• Requirement
Find all lines with the word "rotate" in the material, then copy them.

Given data: Begin

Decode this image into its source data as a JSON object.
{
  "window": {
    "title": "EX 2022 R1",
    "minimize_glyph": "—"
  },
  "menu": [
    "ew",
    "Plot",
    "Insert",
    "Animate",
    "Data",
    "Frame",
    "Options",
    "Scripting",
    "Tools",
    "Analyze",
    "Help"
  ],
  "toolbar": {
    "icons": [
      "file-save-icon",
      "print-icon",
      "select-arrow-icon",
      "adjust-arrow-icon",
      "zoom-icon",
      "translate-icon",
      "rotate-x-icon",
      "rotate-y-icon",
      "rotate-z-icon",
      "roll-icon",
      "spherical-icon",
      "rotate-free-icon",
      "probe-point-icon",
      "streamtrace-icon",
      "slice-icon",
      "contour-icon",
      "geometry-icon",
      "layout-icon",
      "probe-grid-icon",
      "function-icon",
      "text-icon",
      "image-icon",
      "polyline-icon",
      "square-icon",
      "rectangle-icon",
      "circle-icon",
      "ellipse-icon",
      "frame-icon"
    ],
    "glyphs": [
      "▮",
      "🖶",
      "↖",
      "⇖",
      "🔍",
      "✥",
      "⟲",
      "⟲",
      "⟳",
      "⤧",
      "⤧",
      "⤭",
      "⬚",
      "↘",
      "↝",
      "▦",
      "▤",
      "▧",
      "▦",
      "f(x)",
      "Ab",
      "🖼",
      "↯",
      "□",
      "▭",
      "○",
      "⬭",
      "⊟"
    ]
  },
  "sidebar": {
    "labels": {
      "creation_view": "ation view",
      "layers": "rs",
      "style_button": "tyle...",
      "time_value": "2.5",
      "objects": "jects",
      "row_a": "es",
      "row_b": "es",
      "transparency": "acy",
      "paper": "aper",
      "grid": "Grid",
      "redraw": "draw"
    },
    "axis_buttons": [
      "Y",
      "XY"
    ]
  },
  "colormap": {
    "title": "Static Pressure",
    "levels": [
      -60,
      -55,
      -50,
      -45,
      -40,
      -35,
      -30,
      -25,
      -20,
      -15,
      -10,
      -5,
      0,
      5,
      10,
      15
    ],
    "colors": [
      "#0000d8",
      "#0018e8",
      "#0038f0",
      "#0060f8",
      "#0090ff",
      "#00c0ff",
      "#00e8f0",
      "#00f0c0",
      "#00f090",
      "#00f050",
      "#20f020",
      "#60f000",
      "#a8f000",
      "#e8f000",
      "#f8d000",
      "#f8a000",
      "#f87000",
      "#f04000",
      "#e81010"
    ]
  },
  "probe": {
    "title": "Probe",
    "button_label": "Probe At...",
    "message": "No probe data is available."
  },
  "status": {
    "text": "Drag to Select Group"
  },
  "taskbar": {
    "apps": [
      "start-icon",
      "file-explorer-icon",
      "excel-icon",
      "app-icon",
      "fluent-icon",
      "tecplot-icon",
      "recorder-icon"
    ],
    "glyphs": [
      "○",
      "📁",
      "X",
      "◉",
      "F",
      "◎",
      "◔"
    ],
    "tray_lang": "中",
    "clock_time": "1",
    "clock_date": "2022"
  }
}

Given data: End

• Solved problem
      "rotate-x-icon",
      "rotate-y-icon",
      "rotate-z-icon",
      "rotate-free-icon",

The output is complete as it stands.